**Dataset rows describing interfaces**:
......

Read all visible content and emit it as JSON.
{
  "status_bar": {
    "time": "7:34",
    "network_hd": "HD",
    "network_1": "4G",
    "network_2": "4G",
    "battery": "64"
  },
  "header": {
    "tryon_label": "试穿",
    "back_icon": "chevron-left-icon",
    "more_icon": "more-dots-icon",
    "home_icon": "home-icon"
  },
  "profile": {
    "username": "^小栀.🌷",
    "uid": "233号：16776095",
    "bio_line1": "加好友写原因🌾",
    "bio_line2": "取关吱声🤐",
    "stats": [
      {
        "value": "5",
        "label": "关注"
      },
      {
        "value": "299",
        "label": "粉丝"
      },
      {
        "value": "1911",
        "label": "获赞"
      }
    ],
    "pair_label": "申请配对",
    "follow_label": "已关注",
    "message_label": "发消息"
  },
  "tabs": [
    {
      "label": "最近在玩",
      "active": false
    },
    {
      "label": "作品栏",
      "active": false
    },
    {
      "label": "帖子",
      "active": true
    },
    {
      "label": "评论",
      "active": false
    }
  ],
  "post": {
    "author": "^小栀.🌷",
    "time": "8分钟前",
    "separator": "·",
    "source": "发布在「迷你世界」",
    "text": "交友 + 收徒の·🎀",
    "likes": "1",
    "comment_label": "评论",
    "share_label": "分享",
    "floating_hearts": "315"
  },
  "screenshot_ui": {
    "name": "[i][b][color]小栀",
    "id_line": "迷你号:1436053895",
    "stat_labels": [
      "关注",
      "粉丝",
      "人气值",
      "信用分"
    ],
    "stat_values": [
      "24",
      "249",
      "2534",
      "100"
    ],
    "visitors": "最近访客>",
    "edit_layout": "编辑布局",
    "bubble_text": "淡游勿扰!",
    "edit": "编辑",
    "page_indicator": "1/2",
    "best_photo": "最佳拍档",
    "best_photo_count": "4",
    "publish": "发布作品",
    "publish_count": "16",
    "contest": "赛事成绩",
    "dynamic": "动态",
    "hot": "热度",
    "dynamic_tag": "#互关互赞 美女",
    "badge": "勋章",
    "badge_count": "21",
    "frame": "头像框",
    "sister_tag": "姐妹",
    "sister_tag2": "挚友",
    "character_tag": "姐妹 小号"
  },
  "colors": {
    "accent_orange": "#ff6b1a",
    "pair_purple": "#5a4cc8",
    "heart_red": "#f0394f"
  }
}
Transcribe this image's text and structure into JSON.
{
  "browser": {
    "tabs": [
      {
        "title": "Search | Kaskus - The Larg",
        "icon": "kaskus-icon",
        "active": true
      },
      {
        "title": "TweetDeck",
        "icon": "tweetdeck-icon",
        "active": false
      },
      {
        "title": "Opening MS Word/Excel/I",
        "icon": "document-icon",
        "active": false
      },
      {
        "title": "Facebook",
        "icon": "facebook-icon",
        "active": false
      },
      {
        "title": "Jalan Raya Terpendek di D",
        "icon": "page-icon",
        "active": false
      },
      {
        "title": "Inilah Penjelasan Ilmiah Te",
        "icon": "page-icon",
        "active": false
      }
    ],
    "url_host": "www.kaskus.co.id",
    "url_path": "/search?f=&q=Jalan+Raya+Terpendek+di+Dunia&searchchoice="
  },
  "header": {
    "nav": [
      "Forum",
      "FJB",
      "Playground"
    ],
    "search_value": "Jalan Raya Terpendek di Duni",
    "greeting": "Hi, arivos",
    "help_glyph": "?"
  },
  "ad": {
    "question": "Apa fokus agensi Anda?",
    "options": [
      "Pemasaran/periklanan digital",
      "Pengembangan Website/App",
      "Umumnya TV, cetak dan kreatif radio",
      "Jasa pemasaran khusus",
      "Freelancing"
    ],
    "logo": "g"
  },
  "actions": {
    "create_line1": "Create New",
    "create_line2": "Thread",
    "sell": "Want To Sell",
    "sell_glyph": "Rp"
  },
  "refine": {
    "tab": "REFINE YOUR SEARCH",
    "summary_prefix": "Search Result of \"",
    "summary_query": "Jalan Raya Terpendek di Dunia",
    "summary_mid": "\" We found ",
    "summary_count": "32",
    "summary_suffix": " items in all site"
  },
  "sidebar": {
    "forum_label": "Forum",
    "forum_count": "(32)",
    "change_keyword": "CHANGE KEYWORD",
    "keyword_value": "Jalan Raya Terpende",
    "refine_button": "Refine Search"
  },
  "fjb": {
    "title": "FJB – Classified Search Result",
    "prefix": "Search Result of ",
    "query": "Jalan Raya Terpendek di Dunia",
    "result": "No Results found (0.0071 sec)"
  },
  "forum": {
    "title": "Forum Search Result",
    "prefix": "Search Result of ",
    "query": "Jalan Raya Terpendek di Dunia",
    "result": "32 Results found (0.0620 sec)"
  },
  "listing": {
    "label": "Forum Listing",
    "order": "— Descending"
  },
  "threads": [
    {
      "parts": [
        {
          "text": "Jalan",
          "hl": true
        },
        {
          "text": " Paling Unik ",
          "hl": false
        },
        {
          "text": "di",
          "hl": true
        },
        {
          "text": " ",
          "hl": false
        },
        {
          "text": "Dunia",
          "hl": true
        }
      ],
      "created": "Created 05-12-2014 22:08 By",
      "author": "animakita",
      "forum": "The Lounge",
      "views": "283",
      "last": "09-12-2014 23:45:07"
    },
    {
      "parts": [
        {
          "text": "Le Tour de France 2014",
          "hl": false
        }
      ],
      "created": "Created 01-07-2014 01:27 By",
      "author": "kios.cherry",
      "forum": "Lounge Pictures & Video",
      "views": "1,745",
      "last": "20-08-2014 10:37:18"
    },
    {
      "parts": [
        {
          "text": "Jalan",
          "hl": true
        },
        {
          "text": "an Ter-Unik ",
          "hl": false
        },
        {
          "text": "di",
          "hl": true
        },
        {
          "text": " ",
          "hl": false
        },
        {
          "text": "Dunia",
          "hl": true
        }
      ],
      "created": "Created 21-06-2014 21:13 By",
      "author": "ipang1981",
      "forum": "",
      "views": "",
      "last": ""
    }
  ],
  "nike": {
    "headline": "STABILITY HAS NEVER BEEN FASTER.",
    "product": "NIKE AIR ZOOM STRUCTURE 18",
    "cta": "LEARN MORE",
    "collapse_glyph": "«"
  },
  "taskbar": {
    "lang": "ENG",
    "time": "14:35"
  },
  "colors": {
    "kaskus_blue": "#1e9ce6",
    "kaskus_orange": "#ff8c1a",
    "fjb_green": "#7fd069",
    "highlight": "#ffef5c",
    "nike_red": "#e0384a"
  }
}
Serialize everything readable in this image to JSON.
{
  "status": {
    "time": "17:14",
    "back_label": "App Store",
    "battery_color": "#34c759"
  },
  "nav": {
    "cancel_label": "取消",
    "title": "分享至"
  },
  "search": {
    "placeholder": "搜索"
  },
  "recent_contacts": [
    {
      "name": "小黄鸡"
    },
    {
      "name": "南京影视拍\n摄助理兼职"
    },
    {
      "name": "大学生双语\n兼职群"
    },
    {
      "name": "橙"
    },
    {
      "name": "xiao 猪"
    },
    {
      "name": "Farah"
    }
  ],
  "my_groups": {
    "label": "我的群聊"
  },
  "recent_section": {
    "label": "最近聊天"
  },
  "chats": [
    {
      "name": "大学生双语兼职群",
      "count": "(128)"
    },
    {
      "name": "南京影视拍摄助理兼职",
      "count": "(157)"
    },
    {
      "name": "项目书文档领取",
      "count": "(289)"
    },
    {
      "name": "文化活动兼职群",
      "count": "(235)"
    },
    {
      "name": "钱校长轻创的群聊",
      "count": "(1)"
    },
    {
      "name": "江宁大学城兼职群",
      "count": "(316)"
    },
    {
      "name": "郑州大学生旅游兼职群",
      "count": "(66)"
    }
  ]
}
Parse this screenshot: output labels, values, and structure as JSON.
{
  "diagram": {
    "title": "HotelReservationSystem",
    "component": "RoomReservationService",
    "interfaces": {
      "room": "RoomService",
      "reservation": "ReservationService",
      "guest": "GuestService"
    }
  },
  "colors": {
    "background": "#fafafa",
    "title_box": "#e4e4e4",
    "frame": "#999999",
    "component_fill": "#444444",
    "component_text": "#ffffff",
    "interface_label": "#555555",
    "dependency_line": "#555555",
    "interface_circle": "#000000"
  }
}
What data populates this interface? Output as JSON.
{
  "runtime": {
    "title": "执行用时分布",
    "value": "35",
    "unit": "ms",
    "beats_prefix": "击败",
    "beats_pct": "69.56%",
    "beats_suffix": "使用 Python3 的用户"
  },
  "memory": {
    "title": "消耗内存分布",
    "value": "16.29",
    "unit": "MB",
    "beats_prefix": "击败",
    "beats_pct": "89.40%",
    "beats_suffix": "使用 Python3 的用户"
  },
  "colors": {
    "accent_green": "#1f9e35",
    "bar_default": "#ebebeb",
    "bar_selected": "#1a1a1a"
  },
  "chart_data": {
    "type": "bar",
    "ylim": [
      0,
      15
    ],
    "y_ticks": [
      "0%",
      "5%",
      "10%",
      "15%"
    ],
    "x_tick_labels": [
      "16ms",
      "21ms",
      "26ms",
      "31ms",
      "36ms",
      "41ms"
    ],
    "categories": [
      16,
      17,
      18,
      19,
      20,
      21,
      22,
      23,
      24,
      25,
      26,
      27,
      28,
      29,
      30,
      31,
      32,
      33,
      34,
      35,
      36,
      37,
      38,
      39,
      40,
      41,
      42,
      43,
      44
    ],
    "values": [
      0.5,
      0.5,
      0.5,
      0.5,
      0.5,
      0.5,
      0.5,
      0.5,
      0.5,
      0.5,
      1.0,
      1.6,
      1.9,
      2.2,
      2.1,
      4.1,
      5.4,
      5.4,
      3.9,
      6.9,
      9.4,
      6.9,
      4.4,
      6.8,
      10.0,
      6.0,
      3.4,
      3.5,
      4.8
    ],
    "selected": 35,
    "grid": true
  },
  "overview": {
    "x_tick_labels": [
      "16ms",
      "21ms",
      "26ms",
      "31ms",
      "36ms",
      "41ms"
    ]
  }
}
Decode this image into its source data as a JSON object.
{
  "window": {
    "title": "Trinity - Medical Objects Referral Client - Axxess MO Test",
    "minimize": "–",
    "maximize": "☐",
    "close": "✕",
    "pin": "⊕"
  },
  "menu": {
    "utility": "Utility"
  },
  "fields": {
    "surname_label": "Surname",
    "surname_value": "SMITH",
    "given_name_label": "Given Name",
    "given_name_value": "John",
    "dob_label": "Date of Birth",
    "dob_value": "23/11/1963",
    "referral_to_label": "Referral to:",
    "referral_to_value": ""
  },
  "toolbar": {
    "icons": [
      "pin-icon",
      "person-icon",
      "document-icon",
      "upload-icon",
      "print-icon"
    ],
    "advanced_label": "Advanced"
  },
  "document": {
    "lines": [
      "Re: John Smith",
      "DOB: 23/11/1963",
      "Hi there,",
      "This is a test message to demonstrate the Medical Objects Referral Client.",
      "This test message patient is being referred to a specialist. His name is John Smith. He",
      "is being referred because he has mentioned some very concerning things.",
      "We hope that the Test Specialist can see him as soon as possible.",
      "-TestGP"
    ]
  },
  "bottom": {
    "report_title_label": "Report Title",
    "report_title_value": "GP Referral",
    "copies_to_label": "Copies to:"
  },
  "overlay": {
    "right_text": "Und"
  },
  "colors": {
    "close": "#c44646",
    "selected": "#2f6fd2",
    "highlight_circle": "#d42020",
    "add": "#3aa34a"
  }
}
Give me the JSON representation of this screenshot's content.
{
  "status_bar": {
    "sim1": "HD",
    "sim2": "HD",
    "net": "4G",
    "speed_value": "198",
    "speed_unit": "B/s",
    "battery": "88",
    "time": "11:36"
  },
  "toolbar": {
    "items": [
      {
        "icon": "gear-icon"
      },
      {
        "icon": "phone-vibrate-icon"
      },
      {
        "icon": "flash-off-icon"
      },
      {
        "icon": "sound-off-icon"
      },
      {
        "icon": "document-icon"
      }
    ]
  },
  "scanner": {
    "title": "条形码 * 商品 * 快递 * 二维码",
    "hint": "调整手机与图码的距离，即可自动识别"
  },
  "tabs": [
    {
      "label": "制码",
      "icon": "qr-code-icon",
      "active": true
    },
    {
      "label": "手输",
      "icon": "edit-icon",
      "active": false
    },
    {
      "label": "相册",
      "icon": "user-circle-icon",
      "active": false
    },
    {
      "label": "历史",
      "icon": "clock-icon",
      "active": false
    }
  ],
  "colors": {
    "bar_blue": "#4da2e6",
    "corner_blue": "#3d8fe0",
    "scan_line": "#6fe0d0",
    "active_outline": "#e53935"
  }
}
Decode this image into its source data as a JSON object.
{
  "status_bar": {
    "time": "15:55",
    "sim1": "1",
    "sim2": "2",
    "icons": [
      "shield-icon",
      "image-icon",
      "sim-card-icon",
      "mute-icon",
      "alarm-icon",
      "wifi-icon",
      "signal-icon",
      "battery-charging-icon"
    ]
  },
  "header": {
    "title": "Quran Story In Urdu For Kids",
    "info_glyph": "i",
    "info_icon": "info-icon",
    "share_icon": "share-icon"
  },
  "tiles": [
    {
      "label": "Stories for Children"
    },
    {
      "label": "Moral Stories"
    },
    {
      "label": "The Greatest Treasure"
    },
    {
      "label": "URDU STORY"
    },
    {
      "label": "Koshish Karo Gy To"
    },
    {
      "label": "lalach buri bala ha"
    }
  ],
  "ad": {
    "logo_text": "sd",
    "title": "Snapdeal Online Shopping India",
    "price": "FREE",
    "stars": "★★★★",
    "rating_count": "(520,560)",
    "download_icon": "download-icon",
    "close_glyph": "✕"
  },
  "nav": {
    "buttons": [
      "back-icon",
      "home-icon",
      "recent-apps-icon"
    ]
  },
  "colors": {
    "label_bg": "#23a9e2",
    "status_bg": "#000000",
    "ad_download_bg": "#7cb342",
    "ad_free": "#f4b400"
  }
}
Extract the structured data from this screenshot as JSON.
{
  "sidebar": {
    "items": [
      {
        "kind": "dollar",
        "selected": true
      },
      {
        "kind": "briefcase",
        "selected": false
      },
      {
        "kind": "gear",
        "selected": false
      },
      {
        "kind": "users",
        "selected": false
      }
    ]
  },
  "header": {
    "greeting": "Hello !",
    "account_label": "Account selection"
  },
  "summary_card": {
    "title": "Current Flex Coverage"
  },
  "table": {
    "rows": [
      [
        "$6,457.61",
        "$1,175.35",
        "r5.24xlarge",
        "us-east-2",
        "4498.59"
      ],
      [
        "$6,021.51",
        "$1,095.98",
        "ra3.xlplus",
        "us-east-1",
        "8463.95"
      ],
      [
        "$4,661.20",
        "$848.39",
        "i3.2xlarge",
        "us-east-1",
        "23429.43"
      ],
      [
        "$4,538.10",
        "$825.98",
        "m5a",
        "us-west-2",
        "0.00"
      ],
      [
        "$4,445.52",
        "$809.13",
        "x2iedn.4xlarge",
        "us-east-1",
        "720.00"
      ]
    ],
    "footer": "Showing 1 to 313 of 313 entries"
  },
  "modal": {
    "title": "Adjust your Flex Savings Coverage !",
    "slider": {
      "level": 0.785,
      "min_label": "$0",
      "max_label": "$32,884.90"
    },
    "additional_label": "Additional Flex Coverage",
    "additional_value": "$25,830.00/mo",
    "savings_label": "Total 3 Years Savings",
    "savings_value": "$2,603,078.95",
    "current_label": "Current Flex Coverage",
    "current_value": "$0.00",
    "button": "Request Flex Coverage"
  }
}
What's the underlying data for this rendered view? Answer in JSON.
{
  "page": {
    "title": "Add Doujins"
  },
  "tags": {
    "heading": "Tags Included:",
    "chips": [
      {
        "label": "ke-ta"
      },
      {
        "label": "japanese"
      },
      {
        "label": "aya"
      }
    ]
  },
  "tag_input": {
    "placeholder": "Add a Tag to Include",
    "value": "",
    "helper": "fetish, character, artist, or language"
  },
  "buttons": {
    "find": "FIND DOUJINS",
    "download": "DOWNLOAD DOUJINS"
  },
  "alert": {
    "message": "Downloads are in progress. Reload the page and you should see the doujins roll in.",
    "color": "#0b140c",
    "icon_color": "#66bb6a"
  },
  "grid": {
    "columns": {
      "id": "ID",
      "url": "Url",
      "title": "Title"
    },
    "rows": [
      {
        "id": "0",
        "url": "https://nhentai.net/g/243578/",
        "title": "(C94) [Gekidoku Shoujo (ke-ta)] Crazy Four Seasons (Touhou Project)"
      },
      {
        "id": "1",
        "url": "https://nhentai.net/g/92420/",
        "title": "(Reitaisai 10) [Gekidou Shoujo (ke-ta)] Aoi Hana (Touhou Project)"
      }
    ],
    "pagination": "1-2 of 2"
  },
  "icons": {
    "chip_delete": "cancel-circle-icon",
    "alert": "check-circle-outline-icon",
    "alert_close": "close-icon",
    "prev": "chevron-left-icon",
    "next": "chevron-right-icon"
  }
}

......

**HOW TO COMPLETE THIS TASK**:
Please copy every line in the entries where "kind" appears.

**RESPONSE BOX**:
        "kind": "dollar",
        "kind": "briefcase",
        "kind": "gear",
        "kind": "users",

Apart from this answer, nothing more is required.